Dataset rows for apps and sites

# # #

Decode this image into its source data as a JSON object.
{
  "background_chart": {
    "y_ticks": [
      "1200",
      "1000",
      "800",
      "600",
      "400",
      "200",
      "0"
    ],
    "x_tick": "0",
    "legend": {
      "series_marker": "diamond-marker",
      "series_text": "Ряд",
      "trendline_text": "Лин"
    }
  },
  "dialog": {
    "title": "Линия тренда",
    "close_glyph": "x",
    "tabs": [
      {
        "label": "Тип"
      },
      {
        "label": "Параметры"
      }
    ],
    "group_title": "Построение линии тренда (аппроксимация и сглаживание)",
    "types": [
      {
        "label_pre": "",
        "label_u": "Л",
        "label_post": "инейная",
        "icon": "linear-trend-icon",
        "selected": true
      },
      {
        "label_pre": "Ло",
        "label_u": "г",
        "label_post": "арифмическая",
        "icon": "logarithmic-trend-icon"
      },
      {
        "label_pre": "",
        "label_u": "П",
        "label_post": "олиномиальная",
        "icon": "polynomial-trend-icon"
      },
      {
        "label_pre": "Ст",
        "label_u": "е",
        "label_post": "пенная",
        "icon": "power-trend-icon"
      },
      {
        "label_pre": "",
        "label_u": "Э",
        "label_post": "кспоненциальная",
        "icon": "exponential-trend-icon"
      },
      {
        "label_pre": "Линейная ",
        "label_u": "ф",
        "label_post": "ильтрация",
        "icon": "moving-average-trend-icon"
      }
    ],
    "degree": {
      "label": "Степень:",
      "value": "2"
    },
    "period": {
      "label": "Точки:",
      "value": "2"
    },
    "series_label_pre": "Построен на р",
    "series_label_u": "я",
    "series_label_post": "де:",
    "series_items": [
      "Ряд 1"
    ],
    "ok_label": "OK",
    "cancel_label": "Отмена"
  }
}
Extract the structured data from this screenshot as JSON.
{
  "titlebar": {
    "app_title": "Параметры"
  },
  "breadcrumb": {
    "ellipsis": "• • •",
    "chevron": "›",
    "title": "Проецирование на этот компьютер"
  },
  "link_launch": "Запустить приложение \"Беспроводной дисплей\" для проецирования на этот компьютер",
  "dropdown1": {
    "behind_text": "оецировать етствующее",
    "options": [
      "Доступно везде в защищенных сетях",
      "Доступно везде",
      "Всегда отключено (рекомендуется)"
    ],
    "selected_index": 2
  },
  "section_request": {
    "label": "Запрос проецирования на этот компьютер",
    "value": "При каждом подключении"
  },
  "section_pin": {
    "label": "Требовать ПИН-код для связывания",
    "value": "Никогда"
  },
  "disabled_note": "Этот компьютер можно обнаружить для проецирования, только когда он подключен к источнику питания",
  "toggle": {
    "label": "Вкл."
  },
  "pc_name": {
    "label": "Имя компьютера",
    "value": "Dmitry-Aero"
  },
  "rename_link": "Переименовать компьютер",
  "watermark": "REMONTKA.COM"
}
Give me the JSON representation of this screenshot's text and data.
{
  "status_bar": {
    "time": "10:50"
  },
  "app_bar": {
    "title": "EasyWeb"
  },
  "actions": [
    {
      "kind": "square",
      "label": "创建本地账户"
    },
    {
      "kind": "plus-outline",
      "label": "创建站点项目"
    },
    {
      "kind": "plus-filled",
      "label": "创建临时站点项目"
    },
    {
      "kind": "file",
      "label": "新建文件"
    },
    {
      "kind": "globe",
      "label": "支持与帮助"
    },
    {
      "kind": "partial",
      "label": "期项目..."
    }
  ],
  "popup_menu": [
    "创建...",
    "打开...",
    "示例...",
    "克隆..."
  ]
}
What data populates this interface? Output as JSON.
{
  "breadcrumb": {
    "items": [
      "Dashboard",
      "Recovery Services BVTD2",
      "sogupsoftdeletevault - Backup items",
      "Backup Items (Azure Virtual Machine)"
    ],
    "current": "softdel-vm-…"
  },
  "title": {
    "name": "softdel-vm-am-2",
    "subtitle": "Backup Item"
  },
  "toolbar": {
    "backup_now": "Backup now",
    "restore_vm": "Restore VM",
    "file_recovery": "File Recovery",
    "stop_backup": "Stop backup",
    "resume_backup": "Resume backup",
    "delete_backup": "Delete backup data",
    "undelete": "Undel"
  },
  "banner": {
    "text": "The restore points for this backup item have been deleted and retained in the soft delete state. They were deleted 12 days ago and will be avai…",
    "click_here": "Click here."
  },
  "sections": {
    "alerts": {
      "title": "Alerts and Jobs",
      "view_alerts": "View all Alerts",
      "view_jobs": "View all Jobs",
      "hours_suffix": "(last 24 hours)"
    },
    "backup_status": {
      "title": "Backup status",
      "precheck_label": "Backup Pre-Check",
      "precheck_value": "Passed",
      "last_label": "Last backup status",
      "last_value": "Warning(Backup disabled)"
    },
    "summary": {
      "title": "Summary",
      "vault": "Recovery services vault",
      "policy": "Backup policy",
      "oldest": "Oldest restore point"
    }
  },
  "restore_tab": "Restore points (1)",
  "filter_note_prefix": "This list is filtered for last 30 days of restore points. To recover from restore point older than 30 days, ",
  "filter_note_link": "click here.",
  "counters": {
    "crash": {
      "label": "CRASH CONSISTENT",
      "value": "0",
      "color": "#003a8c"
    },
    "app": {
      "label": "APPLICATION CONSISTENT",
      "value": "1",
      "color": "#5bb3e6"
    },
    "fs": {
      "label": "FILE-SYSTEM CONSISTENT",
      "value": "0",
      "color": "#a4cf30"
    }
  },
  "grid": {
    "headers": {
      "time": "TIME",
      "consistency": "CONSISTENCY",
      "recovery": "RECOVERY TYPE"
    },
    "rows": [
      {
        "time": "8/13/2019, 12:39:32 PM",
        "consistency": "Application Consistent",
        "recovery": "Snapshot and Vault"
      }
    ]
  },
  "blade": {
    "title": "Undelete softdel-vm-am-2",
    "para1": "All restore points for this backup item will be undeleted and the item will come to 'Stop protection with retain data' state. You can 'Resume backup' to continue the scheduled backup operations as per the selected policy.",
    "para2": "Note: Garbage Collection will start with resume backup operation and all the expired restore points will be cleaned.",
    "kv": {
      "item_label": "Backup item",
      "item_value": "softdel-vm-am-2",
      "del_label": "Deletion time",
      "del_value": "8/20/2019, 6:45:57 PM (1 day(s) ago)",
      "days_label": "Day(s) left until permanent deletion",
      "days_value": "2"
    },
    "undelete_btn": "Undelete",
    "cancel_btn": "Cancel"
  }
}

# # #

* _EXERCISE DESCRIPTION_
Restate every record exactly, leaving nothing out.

* _WRITTEN REPLY_
Decode this image into its source data as a JSON object.
{
  "background_chart": {
    "y_ticks": [
      "1200",
      "1000",
      "800",
      "600",
      "400",
      "200",
      "0"
    ],
    "x_tick": "0",
    "legend": {
      "series_marker": "diamond-marker",
      "series_text": "Ряд",
      "trendline_text": "Лин"
    }
  },
  "dialog": {
    "title": "Линия тренда",
    "close_glyph": "x",
    "tabs": [
      {
        "label": "Тип"
      },
      {
        "label": "Параметры"
      }
    ],
    "group_title": "Построение линии тренда (аппроксимация и сглаживание)",
    "types": [
      {
        "label_pre": "",
        "label_u": "Л",
        "label_post": "инейная",
        "icon": "linear-trend-icon",
        "selected": true
      },
      {
        "label_pre": "Ло",
        "label_u": "г",
        "label_post": "арифмическая",
        "icon": "logarithmic-trend-icon"
      },
      {
        "label_pre": "",
        "label_u": "П",
        "label_post": "олиномиальная",
        "icon": "polynomial-trend-icon"
      },
      {
        "label_pre": "Ст",
        "label_u": "е",
        "label_post": "пенная",
        "icon": "power-trend-icon"
      },
      {
        "label_pre": "",
        "label_u": "Э",
        "label_post": "кспоненциальная",
        "icon": "exponential-trend-icon"
      },
      {
        "label_pre": "Линейная ",
        "label_u": "ф",
        "label_post": "ильтрация",
        "icon": "moving-average-trend-icon"
      }
    ],
    "degree": {
      "label": "Степень:",
      "value": "2"
    },
    "period": {
      "label": "Точки:",
      "value": "2"
    },
    "series_label_pre": "Построен на р",
    "series_label_u": "я",
    "series_label_post": "де:",
    "series_items": [
      "Ряд 1"
    ],
    "ok_label": "OK",
    "cancel_label": "Отмена"
  }
}
Extract the structured data from this screenshot as JSON.
{
  "titlebar": {
    "app_title": "Параметры"
  },
  "breadcrumb": {
    "ellipsis": "• • •",
    "chevron": "›",
    "title": "Проецирование на этот компьютер"
  },
  "link_launch": "Запустить приложение \"Беспроводной дисплей\" для проецирования на этот компьютер",
  "dropdown1": {
    "behind_text": "оецировать етствующее",
    "options": [
      "Доступно везде в защищенных сетях",
      "Доступно везде",
      "Всегда отключено (рекомендуется)"
    ],
    "selected_index": 2
  },
  "section_request": {
    "label": "Запрос проецирования на этот компьютер",
    "value": "При каждом подключении"
  },
  "section_pin": {
    "label": "Требовать ПИН-код для связывания",
    "value": "Никогда"
  },
  "disabled_note": "Этот компьютер можно обнаружить для проецирования, только когда он подключен к источнику питания",
  "toggle": {
    "label": "Вкл."
  },
  "pc_name": {
    "label": "Имя компьютера",
    "value": "Dmitry-Aero"
  },
  "rename_link": "Переименовать компьютер",
  "watermark": "REMONTKA.COM"
}
Give me the JSON representation of this screenshot's text and data.
{
  "status_bar": {
    "time": "10:50"
  },
  "app_bar": {
    "title": "EasyWeb"
  },
  "actions": [
    {
      "kind": "square",
      "label": "创建本地账户"
    },
    {
      "kind": "plus-outline",
      "label": "创建站点项目"
    },
    {
      "kind": "plus-filled",
      "label": "创建临时站点项目"
    },
    {
      "kind": "file",
      "label": "新建文件"
    },
    {
      "kind": "globe",
      "label": "支持与帮助"
    },
    {
      "kind": "partial",
      "label": "期项目..."
    }
  ],
  "popup_menu": [
    "创建...",
    "打开...",
    "示例...",
    "克隆..."
  ]
}
What data populates this interface? Output as JSON.
{
  "breadcrumb": {
    "items": [
      "Dashboard",
      "Recovery Services BVTD2",
      "sogupsoftdeletevault - Backup items",
      "Backup Items (Azure Virtual Machine)"
    ],
    "current": "softdel-vm-…"
  },
  "title": {
    "name": "softdel-vm-am-2",
    "subtitle": "Backup Item"
  },
  "toolbar": {
    "backup_now": "Backup now",
    "restore_vm": "Restore VM",
    "file_recovery": "File Recovery",
    "stop_backup": "Stop backup",
    "resume_backup": "Resume backup",
    "delete_backup": "Delete backup data",
    "undelete": "Undel"
  },
  "banner": {
    "text": "The restore points for this backup item have been deleted and retained in the soft delete state. They were deleted 12 days ago and will be avai…",
    "click_here": "Click here."
  },
  "sections": {
    "alerts": {
      "title": "Alerts and Jobs",
      "view_alerts": "View all Alerts",
      "view_jobs": "View all Jobs",
      "hours_suffix": "(last 24 hours)"
    },
    "backup_status": {
      "title": "Backup status",
      "precheck_label": "Backup Pre-Check",
      "precheck_value": "Passed",
      "last_label": "Last backup status",
      "last_value": "Warning(Backup disabled)"
    },
    "summary": {
      "title": "Summary",
      "vault": "Recovery services vault",
      "policy": "Backup policy",
      "oldest": "Oldest restore point"
    }
  },
  "restore_tab": "Restore points (1)",
  "filter_note_prefix": "This list is filtered for last 30 days of restore points. To recover from restore point older than 30 days, ",
  "filter_note_link": "click here.",
  "counters": {
    "crash": {
      "label": "CRASH CONSISTENT",
      "value": "0",
      "color": "#003a8c"
    },
    "app": {
      "label": "APPLICATION CONSISTENT",
      "value": "1",
      "color": "#5bb3e6"
    },
    "fs": {
      "label": "FILE-SYSTEM CONSISTENT",
      "value": "0",
      "color": "#a4cf30"
    }
  },
  "grid": {
    "headers": {
      "time": "TIME",
      "consistency": "CONSISTENCY",
      "recovery": "RECOVERY TYPE"
    },
    "rows": [
      {
        "time": "8/13/2019, 12:39:32 PM",
        "consistency": "Application Consistent",
        "recovery": "Snapshot and Vault"
      }
    ]
  },
  "blade": {
    "title": "Undelete softdel-vm-am-2",
    "para1": "All restore points for this backup item will be undeleted and the item will come to 'Stop protection with retain data' state. You can 'Resume backup' to continue the scheduled backup operations as per the selected policy.",
    "para2": "Note: Garbage Collection will start with resume backup operation and all the expired restore points will be cleaned.",
    "kv": {
      "item_label": "Backup item",
      "item_value": "softdel-vm-am-2",
      "del_label": "Deletion time",
      "del_value": "8/20/2019, 6:45:57 PM (1 day(s) ago)",
      "days_label": "Day(s) left until permanent deletion",
      "days_value": "2"
    },
    "undelete_btn": "Undelete",
    "cancel_btn": "Cancel"
  }
}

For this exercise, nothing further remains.